The first mention of the word “basset”, in referring to a breed of dog, comes from a French text of 1585 and includes a woodcut of a huntsman out on the hunt with his “badger dog”. It is thought that the friars of St Hubert were the key to the selective breeding of various hounds to produce a lower set, slower moving dog which could be followed on foot. The word “basset” is derived from the French adjective ‘bas’ and means “dwarf” or “low structure.

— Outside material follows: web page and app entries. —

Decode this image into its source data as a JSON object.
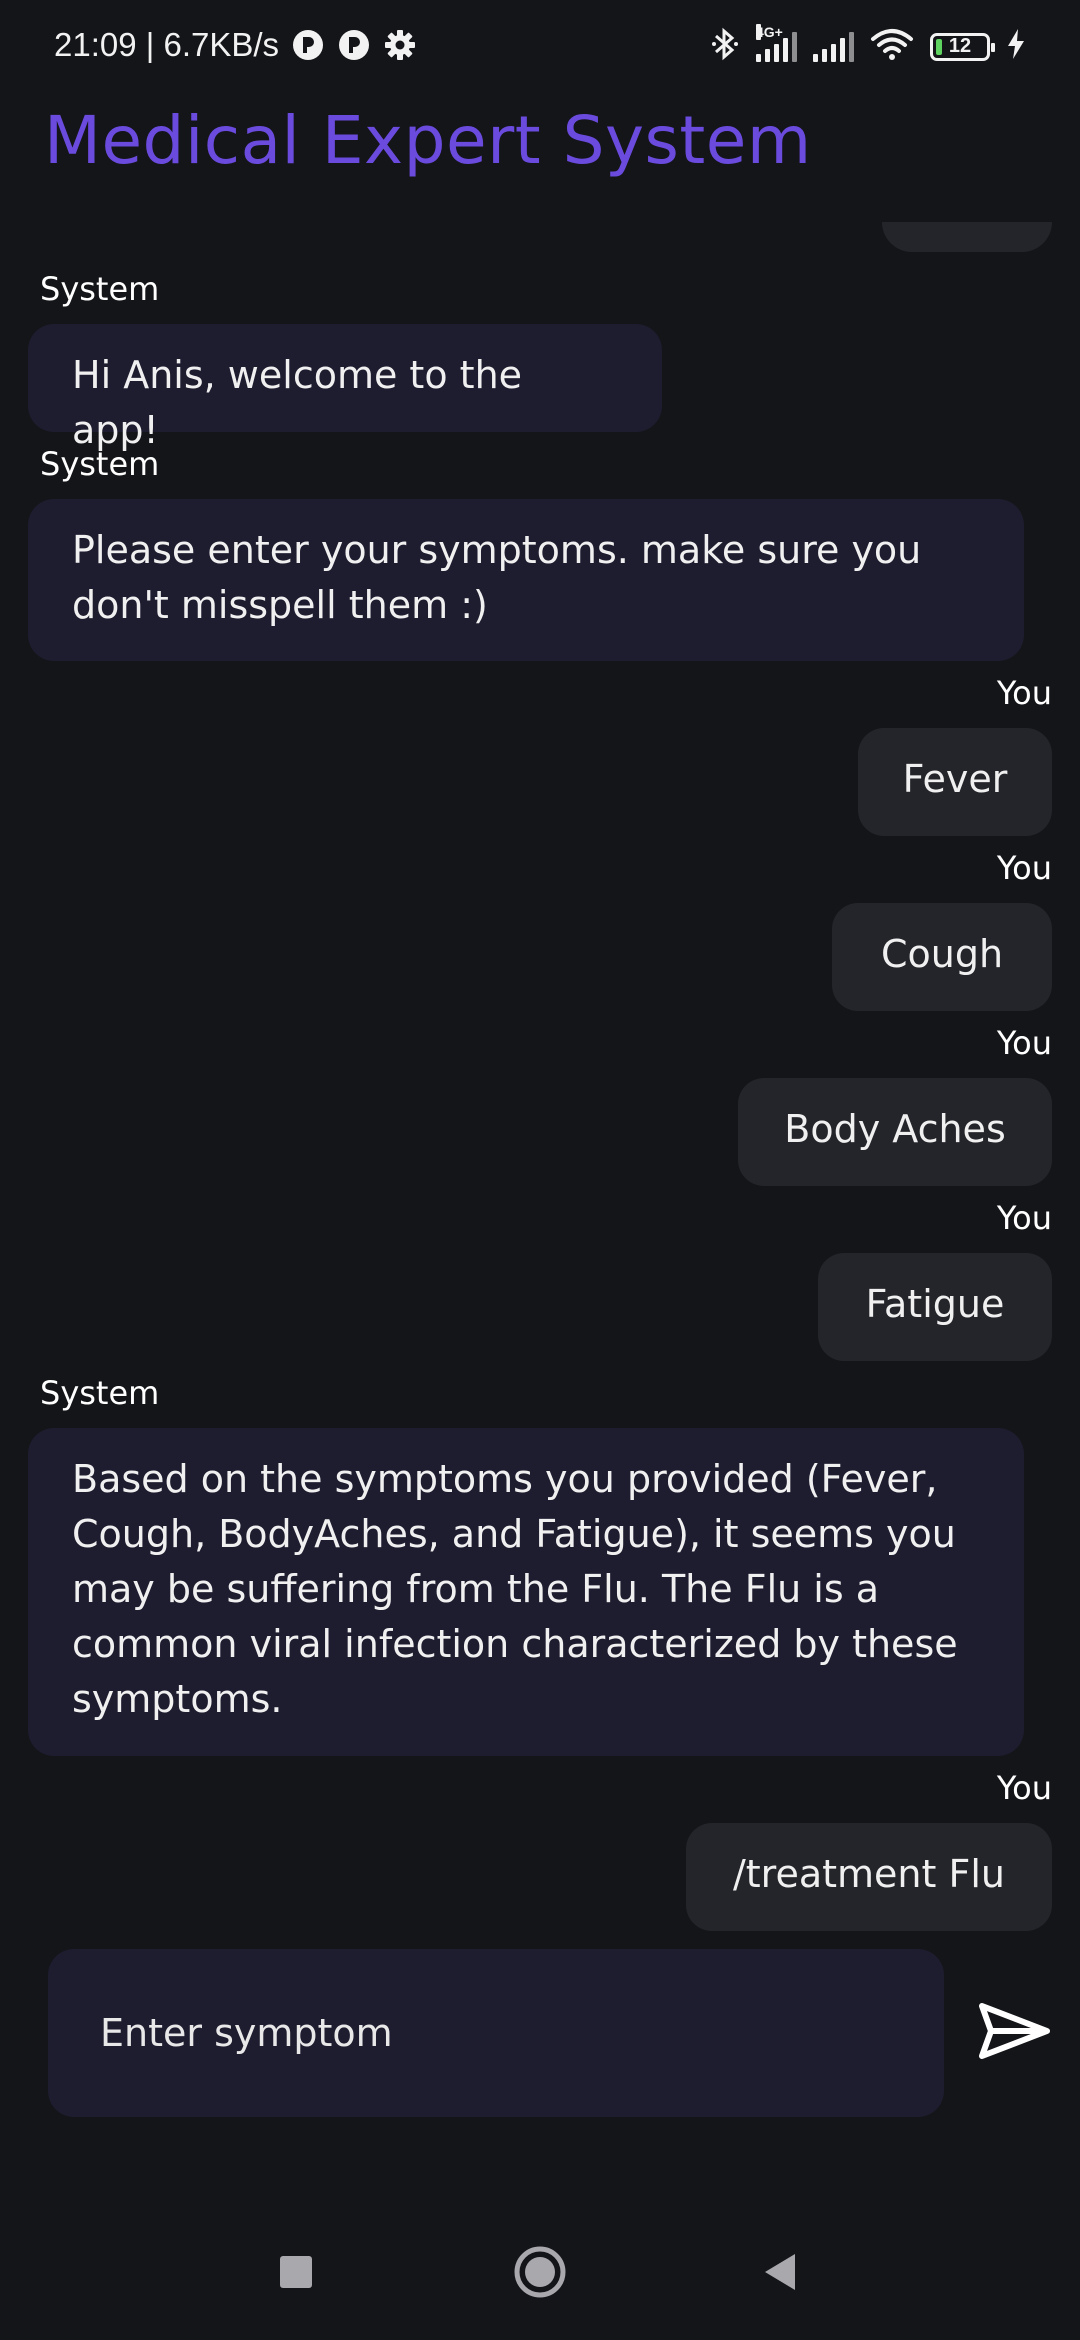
{
  "status_bar": {
    "time_speed": "21:09 | 6.7KB/s",
    "network_type": "4G+",
    "battery_level": "12",
    "battery_fraction": 0.12,
    "icons": [
      "p-app-icon",
      "p-app-icon",
      "gear-icon",
      "bluetooth-icon",
      "signal-icon",
      "signal-icon",
      "wifi-icon",
      "battery-icon",
      "charging-icon"
    ]
  },
  "app": {
    "title": "Medical Expert System",
    "title_color": "#6a4bde"
  },
  "chat": {
    "messages": [
      {
        "sender": "System",
        "text": "Hi Anis, welcome to the app!"
      },
      {
        "sender": "System",
        "text": "Please enter your symptoms. make sure you don't misspell them :)"
      },
      {
        "sender": "You",
        "text": "Fever"
      },
      {
        "sender": "You",
        "text": "Cough"
      },
      {
        "sender": "You",
        "text": "Body Aches"
      },
      {
        "sender": "You",
        "text": "Fatigue"
      },
      {
        "sender": "System",
        "text": "Based on the symptoms you provided (Fever, Cough, BodyAches, and Fatigue), it seems you may be suffering from the Flu. The Flu is a common viral infection characterized by these symptoms."
      },
      {
        "sender": "You",
        "text": "/treatment Flu"
      }
    ]
  },
  "composer": {
    "placeholder": "Enter symptom",
    "send_icon": "send-icon"
  },
  "navigation": {
    "buttons": [
      "recents-square-icon",
      "home-circle-icon",
      "back-triangle-icon"
    ]
  },
  "colors": {
    "background": "#141519",
    "system_bubble": "#1e1c2f",
    "user_bubble": "#24252a"
  }
}
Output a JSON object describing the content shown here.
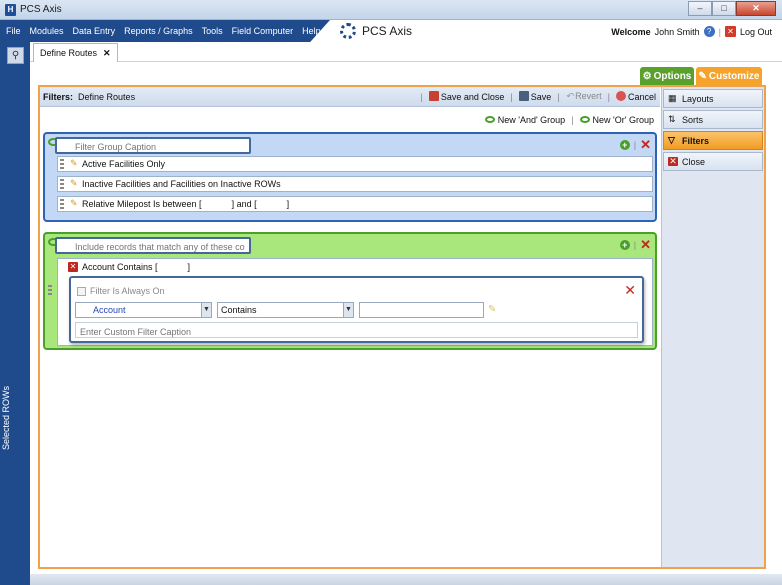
{
  "window": {
    "title": "PCS Axis"
  },
  "menu": {
    "items": [
      "File",
      "Modules",
      "Data Entry",
      "Reports / Graphs",
      "Tools",
      "Field Computer",
      "Help"
    ],
    "brand": "PCS Axis",
    "welcome_label": "Welcome",
    "user_name": "John Smith",
    "logout_label": "Log Out"
  },
  "rail": {
    "label": "Selected ROWs"
  },
  "tabs": {
    "active_label": "Define Routes",
    "close_glyph": "✕"
  },
  "top_buttons": {
    "options_label": "Options",
    "customize_label": "Customize"
  },
  "filter_bar": {
    "label": "Filters:",
    "name": "Define Routes",
    "save_close_label": "Save and Close",
    "save_label": "Save",
    "revert_label": "Revert",
    "cancel_label": "Cancel"
  },
  "group_links": {
    "new_and": "New 'And' Group",
    "new_or": "New 'Or' Group"
  },
  "and_group": {
    "caption_placeholder": "Filter Group Caption",
    "conditions": [
      "Active Facilities Only",
      "Inactive Facilities and Facilities on Inactive ROWs",
      "Relative Milepost Is between [            ] and [            ]"
    ]
  },
  "or_group": {
    "caption_placeholder": "Include records that match any of these conditions",
    "condition": "Account Contains [            ]",
    "editor": {
      "always_on_label": "Filter Is Always On",
      "field_value": "Account",
      "operator_value": "Contains",
      "value": "",
      "custom_caption_placeholder": "Enter Custom Filter Caption"
    }
  },
  "side_panel": {
    "items": [
      "Layouts",
      "Sorts",
      "Filters",
      "Close"
    ],
    "active": "Filters"
  },
  "colors": {
    "accent_blue": "#1f4a8c",
    "options_green": "#5aa02c",
    "customize_orange": "#f5a32a",
    "and_group_fill": "#c3d8f4",
    "or_group_fill": "#a9e67c"
  }
}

The friars of St Hubert were also instrumental in the creation of the bloodhound, and this breed of dog is the only other one that has a more highly developed sense of smell than a basset.
Painted with a fairly restricted palette, I used Transparent Oxide Brown, Burnt Sienna and Yellow Ochre, with a touch of ultramarine for the white of his eye and shadows.